Being an influencer in today’s world requires constant engagement with one’s audience. It isn’t enough to sit alone in one’s study, thinking and writing, occasionally shambling onto a stage in a rumpled suit or sensible flats to small audiences of educated people. A public intellectual has to feed his audience’s hunger on social media. He has to be ever present, not only writing, but also making appearances on television, YouTube, and at public venues. He has to produce content on Twitter, converse with followers and comment on current events. To maintain his brand he has to be consistent in his messaging, analyzing everything through the lens of the worldview that brought him to prominence.
Peterson may be taking this too far.

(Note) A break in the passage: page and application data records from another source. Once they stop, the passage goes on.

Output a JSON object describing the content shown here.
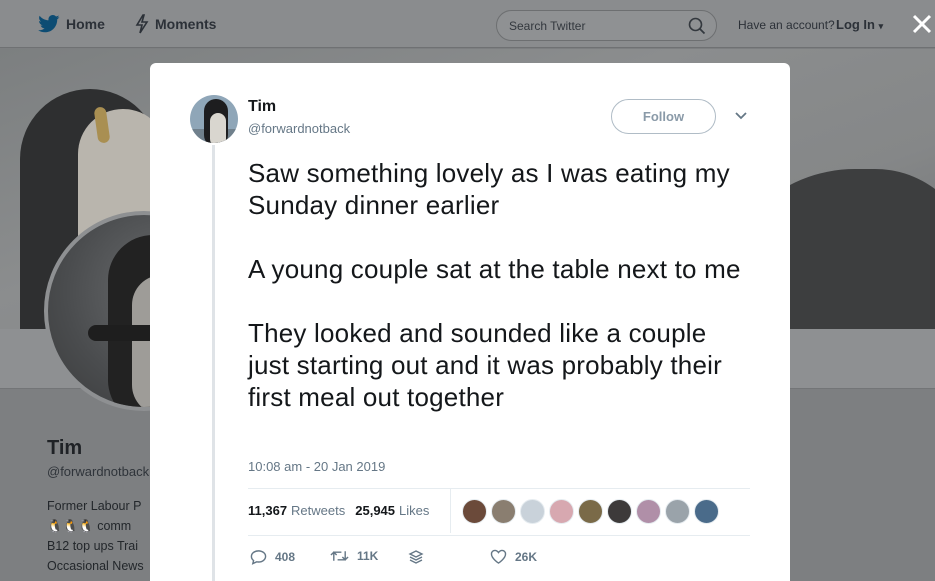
{
  "nav": {
    "home_label": "Home",
    "moments_label": "Moments",
    "search_placeholder": "Search Twitter",
    "account_prompt": "Have an account?",
    "login_label": "Log In"
  },
  "profile": {
    "name": "Tim",
    "handle": "@forwardnotback",
    "bio_lines": [
      "Former Labour P",
      "comm",
      "B12 top ups Trai",
      "Occasional News"
    ]
  },
  "tweet": {
    "author_name": "Tim",
    "author_handle": "@forwardnotback",
    "follow_label": "Follow",
    "paragraphs": [
      "Saw something lovely as I was eating my Sunday dinner earlier",
      "A young couple sat at the table next to me",
      "They looked and sounded like a couple just starting out and it was probably their first meal out together"
    ],
    "timestamp": "10:08 am - 20 Jan 2019",
    "retweets_count": "11,367",
    "retweets_label": "Retweets",
    "likes_count": "25,945",
    "likes_label": "Likes",
    "reply_count": "408",
    "retweet_action_count": "11K",
    "like_action_count": "26K"
  },
  "colors": {
    "accent": "#1da1f2",
    "text_primary": "#14171a",
    "text_secondary": "#657786",
    "liker_avatars": [
      "#6b4a3a",
      "#8a7e70",
      "#c9d2da",
      "#d7a8b0",
      "#7a6a48",
      "#3d3a3a",
      "#b08fa8",
      "#9aa3aa",
      "#4a6b8a"
    ]
  },
  "icons": {
    "home": "twitter-bird-icon",
    "moments": "lightning-icon",
    "search": "magnifier-icon",
    "close": "close-icon",
    "caret": "chevron-down-icon",
    "reply": "speech-bubble-icon",
    "retweet": "retweet-arrows-icon",
    "stack": "layers-icon",
    "like": "heart-icon"
  }
}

He is candid about his tendency to brood, and his thin skin is showing. He despises the totalitarian ideologies of the twentieth century and genuinely—and on a good day, persuasively—argues that the far left’s ultra-progressive agenda is stifling debate. On a bad day, and ever more often, he casts the Left’s activities and ideas as part of a dangerous conspiracy. The way in which he is beginning to engage his detractors is more combative than it needs to be. He is exultant on Twitter when he finds evidence for his gloomy prognostications, and withering toward his opponents, even when he has decisively triumphed over them. He handled himself well and gained countless new followers and readers in the wake of the Channel 4 interview with Cathy Newman. While she had her defenders in places like the Guardian, Peterson was congratulated and validated a million times over. Why then does he continue to retweet unkind stories about her, or comment disparagingly about media coverage of her? He gets irate with his critics, swearing at them, telling one he’d “slap him happy”. Twitter is probably not the medium for him, but if he’s going to use it, he needs to set his shoulders back, as he might say, convey confidence and not get drawn into petty squabbles.
This new, less charitable, angrier Jordan Peterson may lose the credibility and respect he has worked so hard to achieve. He has been hugely inspirational to young men and women around the world. He has helped to spread important ideas about personal responsibility toward oneself and one’s community. Millions of young people watch his passionately delivered lectures on psychology, philosophy and the Bible (who would have thought?), and come away feeling better prepared for life. He has a lot to offer. It would be a shame for him to let tribalistic rancor and personal insults define the next phase of his career.